Eligible converter boxes under the program will have very limited functionality, as outlined in the final rule.

Eligible devices may not provide for “more than simply converting a digital over- the-air television signal (ATSC) for display on an analog television receiver (NTSC). Examples of ineligible devices include integrated video displays, or devices that provide video or audio recording or playback capability such as VCR, DVD, HD DVD or Blu-ray Disc players and others.

Eligible set-top boxes may have composite video and S-video outputs, but may not include jacks for DVI, HDMI, component video (YPbPr); computer video (VGA); USB IEEE-1394 (iLink or Firewire), Ethernet (IEEE-802.3) or Wireless (IEEE-802.11).

Manufacturers may include a programmable universal remote control to operate the equipment and other existing video and audio equipment.

Other permitted features include battery power operation, as well as external AC/DC power, additional cables, the display of additional signal quality information and compliance with energy standards such as the EPA Energy Star program or state regulatory authorities.

Through the joint encouragement of the Consumer Electronics Association, NAB and Association for Maximum Service Televisions (MSTV), manufacturers of eligible converter devices will not be precluded from including optional functions that aid in the reception or navigation of over-the-air programs, such as electronic program guides and “smart antenna” interfaces.

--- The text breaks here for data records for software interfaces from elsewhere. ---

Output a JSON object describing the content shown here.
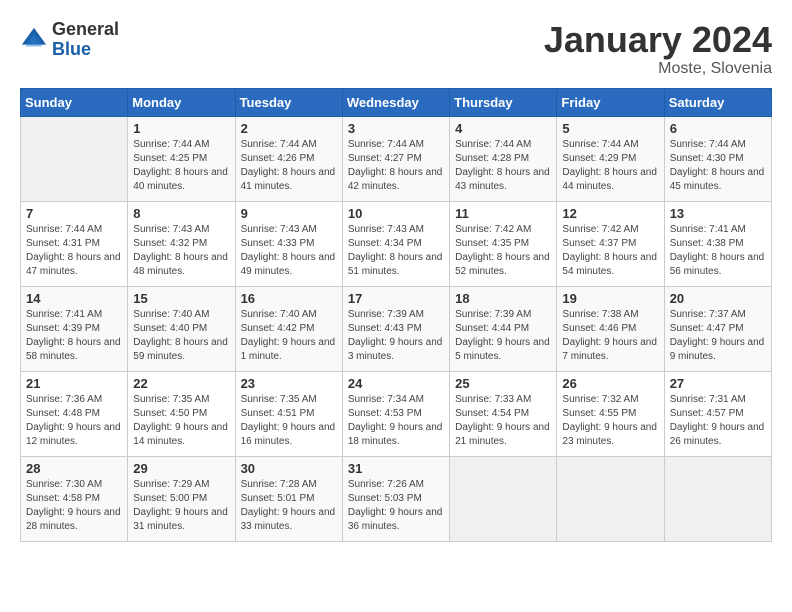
{
  "header": {
    "logo_general": "General",
    "logo_blue": "Blue",
    "title": "January 2024",
    "subtitle": "Moste, Slovenia"
  },
  "weekdays": [
    "Sunday",
    "Monday",
    "Tuesday",
    "Wednesday",
    "Thursday",
    "Friday",
    "Saturday"
  ],
  "weeks": [
    [
      {
        "day": "",
        "sunrise": "",
        "sunset": "",
        "daylight": "",
        "empty": true
      },
      {
        "day": "1",
        "sunrise": "Sunrise: 7:44 AM",
        "sunset": "Sunset: 4:25 PM",
        "daylight": "Daylight: 8 hours and 40 minutes."
      },
      {
        "day": "2",
        "sunrise": "Sunrise: 7:44 AM",
        "sunset": "Sunset: 4:26 PM",
        "daylight": "Daylight: 8 hours and 41 minutes."
      },
      {
        "day": "3",
        "sunrise": "Sunrise: 7:44 AM",
        "sunset": "Sunset: 4:27 PM",
        "daylight": "Daylight: 8 hours and 42 minutes."
      },
      {
        "day": "4",
        "sunrise": "Sunrise: 7:44 AM",
        "sunset": "Sunset: 4:28 PM",
        "daylight": "Daylight: 8 hours and 43 minutes."
      },
      {
        "day": "5",
        "sunrise": "Sunrise: 7:44 AM",
        "sunset": "Sunset: 4:29 PM",
        "daylight": "Daylight: 8 hours and 44 minutes."
      },
      {
        "day": "6",
        "sunrise": "Sunrise: 7:44 AM",
        "sunset": "Sunset: 4:30 PM",
        "daylight": "Daylight: 8 hours and 45 minutes."
      }
    ],
    [
      {
        "day": "7",
        "sunrise": "Sunrise: 7:44 AM",
        "sunset": "Sunset: 4:31 PM",
        "daylight": "Daylight: 8 hours and 47 minutes."
      },
      {
        "day": "8",
        "sunrise": "Sunrise: 7:43 AM",
        "sunset": "Sunset: 4:32 PM",
        "daylight": "Daylight: 8 hours and 48 minutes."
      },
      {
        "day": "9",
        "sunrise": "Sunrise: 7:43 AM",
        "sunset": "Sunset: 4:33 PM",
        "daylight": "Daylight: 8 hours and 49 minutes."
      },
      {
        "day": "10",
        "sunrise": "Sunrise: 7:43 AM",
        "sunset": "Sunset: 4:34 PM",
        "daylight": "Daylight: 8 hours and 51 minutes."
      },
      {
        "day": "11",
        "sunrise": "Sunrise: 7:42 AM",
        "sunset": "Sunset: 4:35 PM",
        "daylight": "Daylight: 8 hours and 52 minutes."
      },
      {
        "day": "12",
        "sunrise": "Sunrise: 7:42 AM",
        "sunset": "Sunset: 4:37 PM",
        "daylight": "Daylight: 8 hours and 54 minutes."
      },
      {
        "day": "13",
        "sunrise": "Sunrise: 7:41 AM",
        "sunset": "Sunset: 4:38 PM",
        "daylight": "Daylight: 8 hours and 56 minutes."
      }
    ],
    [
      {
        "day": "14",
        "sunrise": "Sunrise: 7:41 AM",
        "sunset": "Sunset: 4:39 PM",
        "daylight": "Daylight: 8 hours and 58 minutes."
      },
      {
        "day": "15",
        "sunrise": "Sunrise: 7:40 AM",
        "sunset": "Sunset: 4:40 PM",
        "daylight": "Daylight: 8 hours and 59 minutes."
      },
      {
        "day": "16",
        "sunrise": "Sunrise: 7:40 AM",
        "sunset": "Sunset: 4:42 PM",
        "daylight": "Daylight: 9 hours and 1 minute."
      },
      {
        "day": "17",
        "sunrise": "Sunrise: 7:39 AM",
        "sunset": "Sunset: 4:43 PM",
        "daylight": "Daylight: 9 hours and 3 minutes."
      },
      {
        "day": "18",
        "sunrise": "Sunrise: 7:39 AM",
        "sunset": "Sunset: 4:44 PM",
        "daylight": "Daylight: 9 hours and 5 minutes."
      },
      {
        "day": "19",
        "sunrise": "Sunrise: 7:38 AM",
        "sunset": "Sunset: 4:46 PM",
        "daylight": "Daylight: 9 hours and 7 minutes."
      },
      {
        "day": "20",
        "sunrise": "Sunrise: 7:37 AM",
        "sunset": "Sunset: 4:47 PM",
        "daylight": "Daylight: 9 hours and 9 minutes."
      }
    ],
    [
      {
        "day": "21",
        "sunrise": "Sunrise: 7:36 AM",
        "sunset": "Sunset: 4:48 PM",
        "daylight": "Daylight: 9 hours and 12 minutes."
      },
      {
        "day": "22",
        "sunrise": "Sunrise: 7:35 AM",
        "sunset": "Sunset: 4:50 PM",
        "daylight": "Daylight: 9 hours and 14 minutes."
      },
      {
        "day": "23",
        "sunrise": "Sunrise: 7:35 AM",
        "sunset": "Sunset: 4:51 PM",
        "daylight": "Daylight: 9 hours and 16 minutes."
      },
      {
        "day": "24",
        "sunrise": "Sunrise: 7:34 AM",
        "sunset": "Sunset: 4:53 PM",
        "daylight": "Daylight: 9 hours and 18 minutes."
      },
      {
        "day": "25",
        "sunrise": "Sunrise: 7:33 AM",
        "sunset": "Sunset: 4:54 PM",
        "daylight": "Daylight: 9 hours and 21 minutes."
      },
      {
        "day": "26",
        "sunrise": "Sunrise: 7:32 AM",
        "sunset": "Sunset: 4:55 PM",
        "daylight": "Daylight: 9 hours and 23 minutes."
      },
      {
        "day": "27",
        "sunrise": "Sunrise: 7:31 AM",
        "sunset": "Sunset: 4:57 PM",
        "daylight": "Daylight: 9 hours and 26 minutes."
      }
    ],
    [
      {
        "day": "28",
        "sunrise": "Sunrise: 7:30 AM",
        "sunset": "Sunset: 4:58 PM",
        "daylight": "Daylight: 9 hours and 28 minutes."
      },
      {
        "day": "29",
        "sunrise": "Sunrise: 7:29 AM",
        "sunset": "Sunset: 5:00 PM",
        "daylight": "Daylight: 9 hours and 31 minutes."
      },
      {
        "day": "30",
        "sunrise": "Sunrise: 7:28 AM",
        "sunset": "Sunset: 5:01 PM",
        "daylight": "Daylight: 9 hours and 33 minutes."
      },
      {
        "day": "31",
        "sunrise": "Sunrise: 7:26 AM",
        "sunset": "Sunset: 5:03 PM",
        "daylight": "Daylight: 9 hours and 36 minutes."
      },
      {
        "day": "",
        "sunrise": "",
        "sunset": "",
        "daylight": "",
        "empty": true
      },
      {
        "day": "",
        "sunrise": "",
        "sunset": "",
        "daylight": "",
        "empty": true
      },
      {
        "day": "",
        "sunrise": "",
        "sunset": "",
        "daylight": "",
        "empty": true
      }
    ]
  ]
}
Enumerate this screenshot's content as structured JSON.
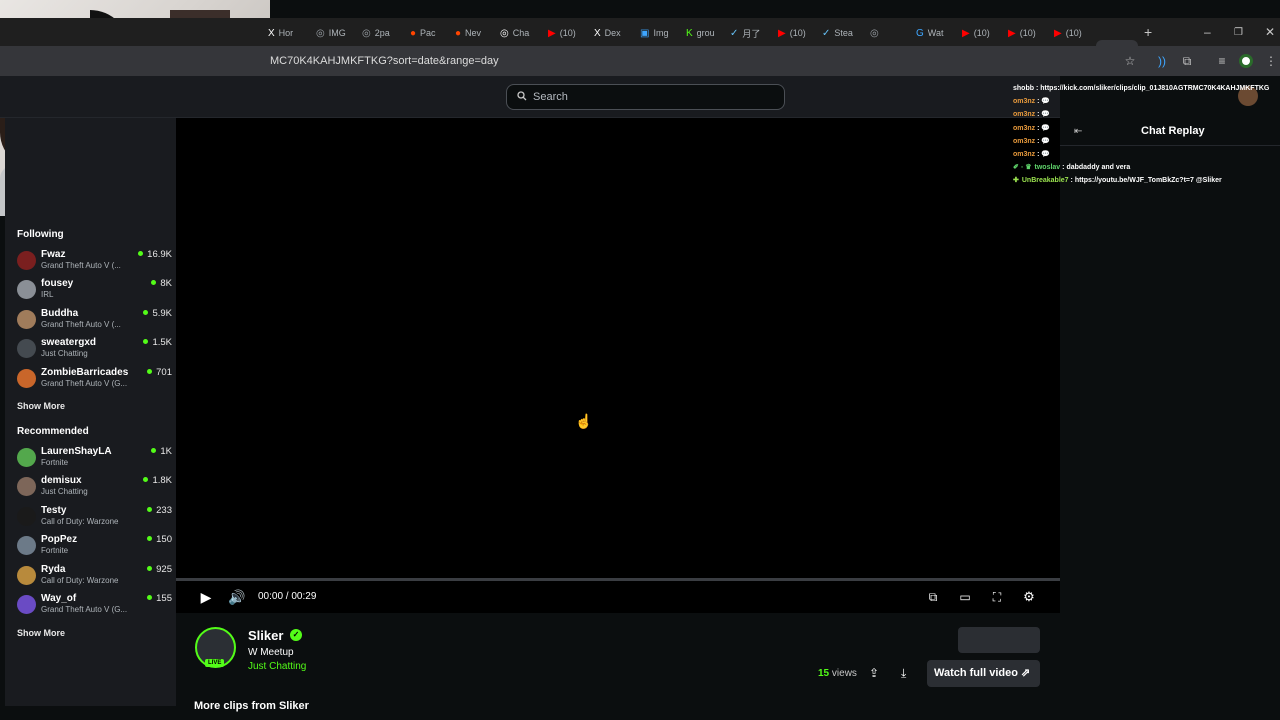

Manufacturers seeking to have their converter boxes certified by NTIA as eligible for purchase with the coupon must follow a technical approval process, including submission of production models and certified testing results for review and possible testing by the FCC.

NTIA will identify certified eligible converter boxes and add the product information to the electronic systems database to tie into retailers’ point of sale terminals.